How are women to continue to develop and grow internationally with the continuation of media that represents women as the weaker and more vulnerable sex? As long as these ideologies are maintained globally through the North American media, the challenge for women to break through hierarchies of gender will persist and women will continue to be sexually ridiculed through objectification and control. The existence of media and its impact in society are undeniable. On the surface of a print advertisement, such as the one presented in this paper, sexuality can be visually recognized instantly.
The luxury brand of Gucci presents sexuality and high class through the interaction of a man and a woman, portraying a heterosexual relationship between two individuals while displaying North American values through ideologies of perceived beauty. Although both are presented as privileged, heterosexual, able-bodied, and sexually attractive upper-class people, the hierarchy of man’s control over a woman is depicted through this advertisement and its representation of objectification and control.
Hierarchies of gender are supported in this advertisement through the display of power in the body language portrayed by the positioning of both the man and the woman.

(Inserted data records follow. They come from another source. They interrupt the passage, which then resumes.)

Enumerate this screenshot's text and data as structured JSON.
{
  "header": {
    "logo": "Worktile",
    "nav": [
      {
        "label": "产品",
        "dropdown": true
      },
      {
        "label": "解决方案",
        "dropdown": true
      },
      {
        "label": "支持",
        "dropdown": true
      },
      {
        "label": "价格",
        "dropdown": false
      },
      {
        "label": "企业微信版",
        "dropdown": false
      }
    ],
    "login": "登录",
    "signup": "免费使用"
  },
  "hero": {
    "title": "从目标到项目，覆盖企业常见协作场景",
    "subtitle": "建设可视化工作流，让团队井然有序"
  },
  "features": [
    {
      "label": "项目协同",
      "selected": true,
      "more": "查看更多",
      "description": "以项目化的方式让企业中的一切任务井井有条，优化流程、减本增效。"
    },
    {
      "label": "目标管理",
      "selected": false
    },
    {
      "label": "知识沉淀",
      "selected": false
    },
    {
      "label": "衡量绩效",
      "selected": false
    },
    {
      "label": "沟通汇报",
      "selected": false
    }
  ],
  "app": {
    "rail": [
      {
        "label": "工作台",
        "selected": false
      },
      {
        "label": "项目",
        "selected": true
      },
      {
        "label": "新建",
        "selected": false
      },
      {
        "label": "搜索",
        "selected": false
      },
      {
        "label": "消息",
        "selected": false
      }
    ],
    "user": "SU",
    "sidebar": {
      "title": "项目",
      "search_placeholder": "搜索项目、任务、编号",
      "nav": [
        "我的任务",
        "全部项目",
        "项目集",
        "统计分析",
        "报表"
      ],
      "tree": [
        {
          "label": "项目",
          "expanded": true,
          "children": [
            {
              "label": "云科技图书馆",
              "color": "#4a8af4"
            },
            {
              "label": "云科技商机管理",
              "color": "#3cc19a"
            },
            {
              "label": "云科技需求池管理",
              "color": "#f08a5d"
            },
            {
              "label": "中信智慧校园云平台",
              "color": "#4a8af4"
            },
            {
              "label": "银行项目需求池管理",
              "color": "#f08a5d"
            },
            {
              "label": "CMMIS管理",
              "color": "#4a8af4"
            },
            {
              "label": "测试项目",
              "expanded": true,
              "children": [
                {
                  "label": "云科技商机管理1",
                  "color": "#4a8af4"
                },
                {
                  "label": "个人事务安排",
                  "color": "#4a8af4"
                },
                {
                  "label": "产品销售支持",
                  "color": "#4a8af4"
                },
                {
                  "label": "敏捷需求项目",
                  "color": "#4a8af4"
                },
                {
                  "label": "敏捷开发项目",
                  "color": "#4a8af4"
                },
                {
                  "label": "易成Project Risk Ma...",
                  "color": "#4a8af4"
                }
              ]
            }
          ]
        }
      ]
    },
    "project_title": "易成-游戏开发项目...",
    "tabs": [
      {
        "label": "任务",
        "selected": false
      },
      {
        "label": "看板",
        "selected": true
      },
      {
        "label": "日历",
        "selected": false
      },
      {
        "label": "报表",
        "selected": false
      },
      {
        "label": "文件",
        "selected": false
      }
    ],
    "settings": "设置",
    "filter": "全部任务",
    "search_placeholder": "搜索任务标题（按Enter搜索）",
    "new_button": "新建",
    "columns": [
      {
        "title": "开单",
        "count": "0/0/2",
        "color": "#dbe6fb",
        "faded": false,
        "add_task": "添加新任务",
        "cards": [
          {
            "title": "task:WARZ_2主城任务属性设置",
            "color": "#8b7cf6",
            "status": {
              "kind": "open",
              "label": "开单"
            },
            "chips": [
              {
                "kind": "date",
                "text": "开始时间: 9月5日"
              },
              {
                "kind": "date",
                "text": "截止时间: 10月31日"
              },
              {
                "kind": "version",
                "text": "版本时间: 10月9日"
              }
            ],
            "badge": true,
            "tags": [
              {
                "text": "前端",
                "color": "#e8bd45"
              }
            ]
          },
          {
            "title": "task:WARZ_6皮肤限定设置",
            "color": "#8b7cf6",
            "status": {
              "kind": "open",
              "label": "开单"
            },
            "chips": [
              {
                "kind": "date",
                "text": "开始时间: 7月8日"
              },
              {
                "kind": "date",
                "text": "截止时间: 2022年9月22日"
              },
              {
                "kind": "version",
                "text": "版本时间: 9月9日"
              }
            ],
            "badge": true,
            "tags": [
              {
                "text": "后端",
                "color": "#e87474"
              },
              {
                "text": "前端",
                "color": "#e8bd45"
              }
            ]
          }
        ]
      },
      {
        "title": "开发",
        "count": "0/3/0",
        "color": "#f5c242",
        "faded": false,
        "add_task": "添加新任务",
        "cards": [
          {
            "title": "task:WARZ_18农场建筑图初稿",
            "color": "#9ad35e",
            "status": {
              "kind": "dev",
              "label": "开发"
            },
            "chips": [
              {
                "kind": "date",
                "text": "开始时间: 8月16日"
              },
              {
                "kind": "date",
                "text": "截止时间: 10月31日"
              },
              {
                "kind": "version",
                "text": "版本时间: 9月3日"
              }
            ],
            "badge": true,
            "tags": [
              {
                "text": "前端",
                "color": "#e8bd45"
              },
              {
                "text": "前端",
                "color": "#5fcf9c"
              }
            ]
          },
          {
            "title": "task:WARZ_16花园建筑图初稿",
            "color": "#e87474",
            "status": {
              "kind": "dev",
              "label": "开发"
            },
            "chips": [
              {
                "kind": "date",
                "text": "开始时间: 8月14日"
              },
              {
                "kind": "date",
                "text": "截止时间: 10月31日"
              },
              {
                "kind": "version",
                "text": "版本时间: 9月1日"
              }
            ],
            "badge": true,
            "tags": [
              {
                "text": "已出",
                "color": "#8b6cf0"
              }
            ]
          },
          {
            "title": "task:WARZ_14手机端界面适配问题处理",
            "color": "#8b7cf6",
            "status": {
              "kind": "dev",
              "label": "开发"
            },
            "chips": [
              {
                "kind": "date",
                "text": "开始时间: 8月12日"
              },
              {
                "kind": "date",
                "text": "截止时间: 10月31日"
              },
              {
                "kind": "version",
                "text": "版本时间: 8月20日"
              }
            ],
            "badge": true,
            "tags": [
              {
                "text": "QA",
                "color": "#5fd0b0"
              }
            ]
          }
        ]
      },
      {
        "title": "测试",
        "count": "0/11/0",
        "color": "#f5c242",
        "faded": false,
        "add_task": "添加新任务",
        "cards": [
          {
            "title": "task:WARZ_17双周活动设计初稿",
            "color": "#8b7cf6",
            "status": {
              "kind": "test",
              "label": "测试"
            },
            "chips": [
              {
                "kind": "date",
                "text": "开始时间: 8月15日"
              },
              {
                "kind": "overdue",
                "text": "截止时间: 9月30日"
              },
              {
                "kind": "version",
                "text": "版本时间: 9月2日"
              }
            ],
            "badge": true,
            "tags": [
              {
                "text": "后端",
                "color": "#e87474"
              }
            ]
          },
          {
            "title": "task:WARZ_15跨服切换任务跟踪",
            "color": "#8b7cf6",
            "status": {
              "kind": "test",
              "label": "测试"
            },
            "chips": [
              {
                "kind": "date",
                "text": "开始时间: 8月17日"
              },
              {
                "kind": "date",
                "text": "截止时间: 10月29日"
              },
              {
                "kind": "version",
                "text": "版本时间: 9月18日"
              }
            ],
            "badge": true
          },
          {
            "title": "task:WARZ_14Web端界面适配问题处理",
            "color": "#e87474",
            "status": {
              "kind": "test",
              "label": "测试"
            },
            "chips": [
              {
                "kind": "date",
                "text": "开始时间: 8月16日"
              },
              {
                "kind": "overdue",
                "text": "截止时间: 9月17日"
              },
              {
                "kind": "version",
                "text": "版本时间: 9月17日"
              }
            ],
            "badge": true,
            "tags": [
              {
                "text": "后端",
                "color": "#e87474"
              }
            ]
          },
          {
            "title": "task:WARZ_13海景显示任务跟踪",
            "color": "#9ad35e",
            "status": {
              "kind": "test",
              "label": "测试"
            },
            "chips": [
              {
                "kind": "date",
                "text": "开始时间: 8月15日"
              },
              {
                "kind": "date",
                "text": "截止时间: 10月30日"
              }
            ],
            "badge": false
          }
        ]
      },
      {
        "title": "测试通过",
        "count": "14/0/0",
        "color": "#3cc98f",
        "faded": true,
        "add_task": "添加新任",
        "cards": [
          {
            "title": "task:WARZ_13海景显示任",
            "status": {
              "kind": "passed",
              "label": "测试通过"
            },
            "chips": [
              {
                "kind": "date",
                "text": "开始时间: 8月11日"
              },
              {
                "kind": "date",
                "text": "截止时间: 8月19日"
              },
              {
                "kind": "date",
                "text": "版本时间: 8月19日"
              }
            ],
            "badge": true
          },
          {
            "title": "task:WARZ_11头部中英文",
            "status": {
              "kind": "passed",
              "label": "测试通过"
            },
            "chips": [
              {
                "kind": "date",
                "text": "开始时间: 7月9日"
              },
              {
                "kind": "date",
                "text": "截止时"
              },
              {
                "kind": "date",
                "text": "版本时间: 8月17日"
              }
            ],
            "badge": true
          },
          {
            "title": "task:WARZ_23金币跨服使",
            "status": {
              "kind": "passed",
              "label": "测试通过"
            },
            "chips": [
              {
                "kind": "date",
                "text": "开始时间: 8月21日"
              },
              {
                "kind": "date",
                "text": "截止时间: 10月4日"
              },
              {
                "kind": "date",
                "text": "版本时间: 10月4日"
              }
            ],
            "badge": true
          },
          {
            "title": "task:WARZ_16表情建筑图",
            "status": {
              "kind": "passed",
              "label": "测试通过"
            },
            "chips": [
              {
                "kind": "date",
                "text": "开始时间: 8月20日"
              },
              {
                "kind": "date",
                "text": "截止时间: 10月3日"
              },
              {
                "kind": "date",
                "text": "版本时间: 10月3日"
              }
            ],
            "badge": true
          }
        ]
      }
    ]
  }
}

The man shows objectification through his perceived ability to control the woman in her vulnerable position. The projection of this image implies an acceptable treatment of women, their representation, and their place under a man’s control. Additionally, the image’s projection on an international scale pushes North American values and ideologies across cultures.
Through the example of this Gucci advertisement, an analysis can be drawn from how modern media, presented in North America, supports hierarchies of gender through representations of power and beauty, and perpetuates modern ideologies of sexuality, objectification, and control through the use of gender, race, and body language. The impacts are subconscious; the effects are evident. References Addis, S. (2008). Body language… Actions speak louder than words. ProQuest, 151(7), 58-60. Hall, S. (1981). The whites of their eyes: Racist Ideologies and the Media. Silver Linings: Some Strategies for the Eighties, pp. 1-32, 34-35, 36-37, & 29-41. Media Awareness Network. (2010). Advertising: It’s everywhere. Marketing and Consumerism. Retrieved March 23, 2012, from http://www. media-awareness. ca/english/parents/marketing/advertising_everywhere. cfm Railton, D. & Watson, P. (2005). NAUGHTY GIRLS AND RED BLOODED WOMEN Representations of female heterosexuality in music video. Feminist Media Studies. 5:1, 51-63. Valentine, G. (2007). Theorizing and Researching Intersectionality: A Challenge for Feminist Geography. The Professional Geographer, 59(1), 10-21. GUCCI ADVERTISEMENT [pic]